## EXERCISE DESCRIPTION
Copy each line in the data below that contains the word "Alertmanager".

## EXERCISE INPUT
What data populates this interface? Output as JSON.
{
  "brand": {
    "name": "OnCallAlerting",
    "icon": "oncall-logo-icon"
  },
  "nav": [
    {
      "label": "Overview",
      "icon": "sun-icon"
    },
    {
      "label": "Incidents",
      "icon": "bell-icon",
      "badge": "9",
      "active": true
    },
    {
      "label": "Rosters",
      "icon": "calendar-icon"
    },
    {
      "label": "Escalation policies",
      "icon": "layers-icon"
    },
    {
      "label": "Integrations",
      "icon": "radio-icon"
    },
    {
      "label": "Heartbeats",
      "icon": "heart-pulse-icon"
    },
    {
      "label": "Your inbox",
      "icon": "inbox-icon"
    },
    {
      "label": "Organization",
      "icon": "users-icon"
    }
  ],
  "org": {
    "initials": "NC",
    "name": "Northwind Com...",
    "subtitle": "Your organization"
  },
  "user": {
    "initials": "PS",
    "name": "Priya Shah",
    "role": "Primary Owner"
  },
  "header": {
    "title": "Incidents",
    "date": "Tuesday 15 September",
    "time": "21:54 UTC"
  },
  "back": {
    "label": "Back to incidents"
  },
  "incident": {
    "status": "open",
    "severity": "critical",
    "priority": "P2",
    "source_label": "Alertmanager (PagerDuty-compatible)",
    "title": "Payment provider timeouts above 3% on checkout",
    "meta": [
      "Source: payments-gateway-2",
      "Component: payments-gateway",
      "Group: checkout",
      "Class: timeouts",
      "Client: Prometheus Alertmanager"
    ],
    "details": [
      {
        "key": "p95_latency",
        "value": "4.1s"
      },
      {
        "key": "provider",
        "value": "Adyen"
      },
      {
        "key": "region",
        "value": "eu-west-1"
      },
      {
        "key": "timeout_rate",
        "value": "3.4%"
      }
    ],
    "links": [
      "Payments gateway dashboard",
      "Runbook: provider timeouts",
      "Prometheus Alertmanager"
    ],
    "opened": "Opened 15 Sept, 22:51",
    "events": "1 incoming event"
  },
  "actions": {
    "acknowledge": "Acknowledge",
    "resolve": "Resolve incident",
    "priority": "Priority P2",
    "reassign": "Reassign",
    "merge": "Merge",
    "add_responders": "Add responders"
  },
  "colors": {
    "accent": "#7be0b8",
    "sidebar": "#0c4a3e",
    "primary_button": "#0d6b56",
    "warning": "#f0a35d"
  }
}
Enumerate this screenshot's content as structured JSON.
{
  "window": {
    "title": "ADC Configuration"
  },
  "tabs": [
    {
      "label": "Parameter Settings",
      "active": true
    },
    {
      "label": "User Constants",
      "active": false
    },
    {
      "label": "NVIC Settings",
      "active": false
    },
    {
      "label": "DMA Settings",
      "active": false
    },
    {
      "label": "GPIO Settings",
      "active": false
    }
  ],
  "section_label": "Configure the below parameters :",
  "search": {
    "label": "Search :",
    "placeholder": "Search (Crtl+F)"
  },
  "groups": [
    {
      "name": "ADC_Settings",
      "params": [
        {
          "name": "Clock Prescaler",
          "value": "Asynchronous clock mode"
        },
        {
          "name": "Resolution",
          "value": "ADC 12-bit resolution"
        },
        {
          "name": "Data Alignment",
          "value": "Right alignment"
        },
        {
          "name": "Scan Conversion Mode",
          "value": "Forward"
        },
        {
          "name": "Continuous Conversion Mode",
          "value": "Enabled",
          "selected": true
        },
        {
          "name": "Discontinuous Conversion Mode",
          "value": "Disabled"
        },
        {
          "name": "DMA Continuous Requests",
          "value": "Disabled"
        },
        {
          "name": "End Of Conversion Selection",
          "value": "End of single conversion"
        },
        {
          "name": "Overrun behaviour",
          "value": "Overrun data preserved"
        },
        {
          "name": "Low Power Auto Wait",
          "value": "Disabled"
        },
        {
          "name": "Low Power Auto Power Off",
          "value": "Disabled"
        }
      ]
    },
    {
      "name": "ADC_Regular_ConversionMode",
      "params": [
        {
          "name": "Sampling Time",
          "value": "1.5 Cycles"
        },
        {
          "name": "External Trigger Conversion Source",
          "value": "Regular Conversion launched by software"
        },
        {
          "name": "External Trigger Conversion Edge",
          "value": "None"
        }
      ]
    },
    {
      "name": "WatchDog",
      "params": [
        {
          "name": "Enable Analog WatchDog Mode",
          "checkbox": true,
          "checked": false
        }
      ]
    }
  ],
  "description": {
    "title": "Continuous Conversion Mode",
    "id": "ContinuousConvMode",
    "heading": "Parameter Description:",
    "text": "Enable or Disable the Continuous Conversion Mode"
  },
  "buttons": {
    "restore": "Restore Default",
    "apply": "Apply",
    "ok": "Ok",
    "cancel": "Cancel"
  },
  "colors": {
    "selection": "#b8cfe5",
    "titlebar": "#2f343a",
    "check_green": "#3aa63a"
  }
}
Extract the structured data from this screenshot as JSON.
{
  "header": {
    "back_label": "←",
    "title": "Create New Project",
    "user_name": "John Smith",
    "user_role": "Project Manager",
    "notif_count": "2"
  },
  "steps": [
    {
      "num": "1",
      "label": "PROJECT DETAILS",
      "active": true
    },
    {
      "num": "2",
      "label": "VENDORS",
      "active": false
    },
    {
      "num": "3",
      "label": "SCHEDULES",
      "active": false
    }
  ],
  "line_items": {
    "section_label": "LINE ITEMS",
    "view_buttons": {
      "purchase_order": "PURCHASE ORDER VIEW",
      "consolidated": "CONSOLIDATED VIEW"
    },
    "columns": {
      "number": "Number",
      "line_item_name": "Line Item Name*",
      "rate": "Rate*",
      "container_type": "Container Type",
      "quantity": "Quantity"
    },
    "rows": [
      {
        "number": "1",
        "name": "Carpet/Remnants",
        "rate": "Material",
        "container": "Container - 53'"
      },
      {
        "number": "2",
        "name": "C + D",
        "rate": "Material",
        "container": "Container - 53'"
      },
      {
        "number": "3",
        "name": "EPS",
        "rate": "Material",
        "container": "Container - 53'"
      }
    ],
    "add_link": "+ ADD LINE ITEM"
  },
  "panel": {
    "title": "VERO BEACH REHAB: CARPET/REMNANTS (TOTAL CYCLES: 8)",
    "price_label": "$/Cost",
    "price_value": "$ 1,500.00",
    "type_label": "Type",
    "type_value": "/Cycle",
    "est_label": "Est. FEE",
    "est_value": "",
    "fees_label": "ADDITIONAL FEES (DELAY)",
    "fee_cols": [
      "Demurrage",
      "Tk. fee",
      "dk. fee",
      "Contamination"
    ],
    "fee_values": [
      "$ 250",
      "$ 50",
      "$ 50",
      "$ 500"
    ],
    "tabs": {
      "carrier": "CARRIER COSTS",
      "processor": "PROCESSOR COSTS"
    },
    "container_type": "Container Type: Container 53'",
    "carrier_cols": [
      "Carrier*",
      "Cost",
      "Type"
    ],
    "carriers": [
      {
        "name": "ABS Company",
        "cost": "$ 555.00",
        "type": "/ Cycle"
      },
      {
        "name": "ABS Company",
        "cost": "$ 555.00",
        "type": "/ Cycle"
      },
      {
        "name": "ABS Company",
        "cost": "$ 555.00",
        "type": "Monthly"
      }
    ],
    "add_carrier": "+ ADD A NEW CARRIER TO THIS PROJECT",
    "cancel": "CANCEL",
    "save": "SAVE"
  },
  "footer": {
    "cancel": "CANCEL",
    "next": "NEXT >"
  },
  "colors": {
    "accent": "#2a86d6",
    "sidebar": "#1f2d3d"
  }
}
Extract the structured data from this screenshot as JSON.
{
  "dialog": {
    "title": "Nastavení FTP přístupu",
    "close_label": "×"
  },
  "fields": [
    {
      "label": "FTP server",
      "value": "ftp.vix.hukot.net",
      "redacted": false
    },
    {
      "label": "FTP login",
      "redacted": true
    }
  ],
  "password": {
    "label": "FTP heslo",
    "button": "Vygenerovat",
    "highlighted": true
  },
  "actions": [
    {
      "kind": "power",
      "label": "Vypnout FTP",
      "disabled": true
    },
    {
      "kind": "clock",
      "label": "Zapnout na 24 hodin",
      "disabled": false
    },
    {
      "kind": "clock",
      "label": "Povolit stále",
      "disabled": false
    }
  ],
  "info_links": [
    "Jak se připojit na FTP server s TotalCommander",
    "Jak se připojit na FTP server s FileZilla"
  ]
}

## THE ANSWER
    "source_label": "Alertmanager (PagerDuty-compatible)",
      "Client: Prometheus Alertmanager"
      "Prometheus Alertmanager"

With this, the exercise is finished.